Permissions beyond the scope of this license may be available at http://www.eiroforum.org/   Page 8  What we envisage is a continuum addressing the needs of education and speculative innovation through to growing and established entities. There must be therefore a range of infrastructure and services to satisfy the needs of such a broad range of maturity of activities. This continuum must cover the different axes of financial models (user‐pays, provider‐pays) as well as infrastructure (industry supplied and in‐house). User representation in governance is paramount and we envisage a user activity for e‐ infrastructures as a well‐defined activity. The development of new and novel services and software must be publicly funded, but as these become production ready and commoditised they should move into the industrial service operation. Open source and open standards are essential to ensure maximal adoption, and to allow new entrants to be able to leverage the innovation made with public funding. The platform should also enable business innovation for new services and new users to create wealth and employment. Funding models  Past experience has shown that as the number of communities and activities that could benefit from European e‐infrastructure continues to grow and evolve, there is no “one size fits all” solution that is appropriate. Within the lifecycle of a given activity, it may be appropriate to have supplier financed resources for a time and then some subsidised resources as the activity evolves. Fully paid resources by the activity may come at a later stage. In terms of e‐infrastructure it is important that activities can rely on the resources and services so it is critically important that timeframes for the e‐infrastructures be long and the funding stable. Where it is expected that users should pay for the services, those services must be relevant and attractive in order for that to happen. The added value of the proposed services must be made absolutely clear. In order to remain attractive to the user communities the offering must evolve and adapt to the changing needs. This evolution can begin with a set of managed federated services that are recognised as a common need, with new services being added as commonalities are explored and understood. The proposed platform must provide solutions in a timely and relevant way. This is another reason why the user community stakeholders must be directly involved in the overall governance. A model for moving from innovative development (where a funded activity may develop a service) to industrial operation is essential to avoid unproductive competition between publicly funded activities and commercial offerings. Organisations such as CERN have specialist knowledge of large scale tendering and coordination of tendering

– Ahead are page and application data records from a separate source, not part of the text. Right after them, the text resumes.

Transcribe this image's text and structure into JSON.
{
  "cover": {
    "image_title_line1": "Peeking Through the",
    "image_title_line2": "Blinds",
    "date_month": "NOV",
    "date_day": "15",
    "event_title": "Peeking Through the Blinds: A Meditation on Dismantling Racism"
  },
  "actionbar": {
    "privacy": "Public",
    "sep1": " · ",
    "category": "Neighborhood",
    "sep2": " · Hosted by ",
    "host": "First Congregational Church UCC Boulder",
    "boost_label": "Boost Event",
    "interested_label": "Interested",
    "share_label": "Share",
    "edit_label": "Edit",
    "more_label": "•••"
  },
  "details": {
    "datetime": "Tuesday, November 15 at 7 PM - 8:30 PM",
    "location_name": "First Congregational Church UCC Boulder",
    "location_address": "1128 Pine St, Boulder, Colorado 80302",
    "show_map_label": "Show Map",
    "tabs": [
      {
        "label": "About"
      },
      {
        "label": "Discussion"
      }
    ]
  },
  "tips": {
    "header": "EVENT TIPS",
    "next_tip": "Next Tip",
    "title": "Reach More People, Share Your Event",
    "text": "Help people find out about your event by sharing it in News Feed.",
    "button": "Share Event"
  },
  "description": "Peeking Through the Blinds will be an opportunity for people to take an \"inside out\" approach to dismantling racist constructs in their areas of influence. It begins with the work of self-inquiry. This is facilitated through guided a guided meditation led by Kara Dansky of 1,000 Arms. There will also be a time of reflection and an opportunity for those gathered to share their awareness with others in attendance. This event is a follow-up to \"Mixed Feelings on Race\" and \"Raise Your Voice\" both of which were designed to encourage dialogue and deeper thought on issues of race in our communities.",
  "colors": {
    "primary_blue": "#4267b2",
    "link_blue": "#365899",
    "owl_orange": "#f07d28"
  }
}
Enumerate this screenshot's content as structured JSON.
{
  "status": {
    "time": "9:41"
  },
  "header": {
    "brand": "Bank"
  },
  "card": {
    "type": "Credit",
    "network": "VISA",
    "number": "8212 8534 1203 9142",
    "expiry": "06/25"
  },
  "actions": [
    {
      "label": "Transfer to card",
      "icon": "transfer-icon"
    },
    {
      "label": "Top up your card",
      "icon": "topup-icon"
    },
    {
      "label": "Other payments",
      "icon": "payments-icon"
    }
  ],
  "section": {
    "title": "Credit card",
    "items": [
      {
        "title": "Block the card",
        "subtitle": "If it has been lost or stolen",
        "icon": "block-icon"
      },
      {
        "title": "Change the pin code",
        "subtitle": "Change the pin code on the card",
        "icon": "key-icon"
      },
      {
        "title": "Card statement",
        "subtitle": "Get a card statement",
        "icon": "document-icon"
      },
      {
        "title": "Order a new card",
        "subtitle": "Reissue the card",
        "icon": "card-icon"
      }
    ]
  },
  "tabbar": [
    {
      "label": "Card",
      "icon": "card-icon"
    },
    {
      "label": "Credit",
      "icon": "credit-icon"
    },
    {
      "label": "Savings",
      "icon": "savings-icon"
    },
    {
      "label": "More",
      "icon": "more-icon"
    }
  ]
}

    • EIROforum IT Working Group 21th May 2013 9 This document produced by Members of the EIROforum and is licensed under a Creative Commons Attribution 3.0 Unported License.
Permissions beyond the scope of this license may be available at http://www.eiroforum.org/   Page 9  and brokering that would enable cost efficiencies to be gained through the application of scale. Governance  It is important that a future European e‐infrastructure be driven by the scientific stakeholders. Some key strategic research communities could be selected that would drive the frontiers of the technologies in several different but complementary aspects. This is covered in a separate document5. 5 David Foster, Bob Jones, “Science Strategy and Sustainable Solutions; A Collaboration on the Directions of e-Infrastructure for Science”, CERN-OPEN-2013-017, http://cds.cern.ch/record/1545615/files/CERN-OPEN-2013-017.pdf